Overcoming the Achilles Heel of Copyright Law
June 30, 2007
With the recent proliferation of international, regional and bilateral treaties associated with copyright protection, the three-step test has been hailed as the panacea for measuring the legality of all limitations on copyright. This article challenges the legitimacy of the three-step test which sets up a one-size-fits-all standard for copyright protection. It also puts forward a proposal aimed at reshaping the three-step test. Moreover, this article argues that the inquiry into the legitimacy of the three-step test necessitates a careful reexamination of the conventional wisdom of copyright law in general and the nature of copyright limitations in particular. This examination, as this article shows, inquires into how we might re-imagine the legal status of users in the field of copyright law and whether right holders should take on certain social responsibilities such as a quid pro quo for being granted exclusive rights.

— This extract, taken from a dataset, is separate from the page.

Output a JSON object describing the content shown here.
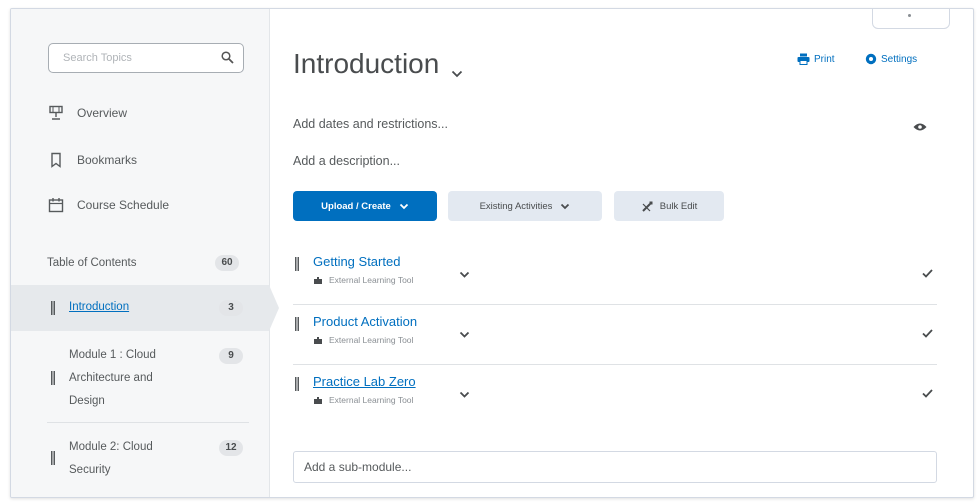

To better understand the nature of these theoretical issues, this article further explores legal indeterminacy, conflict of rights, and rights and responsibilities in the framework of copyright law.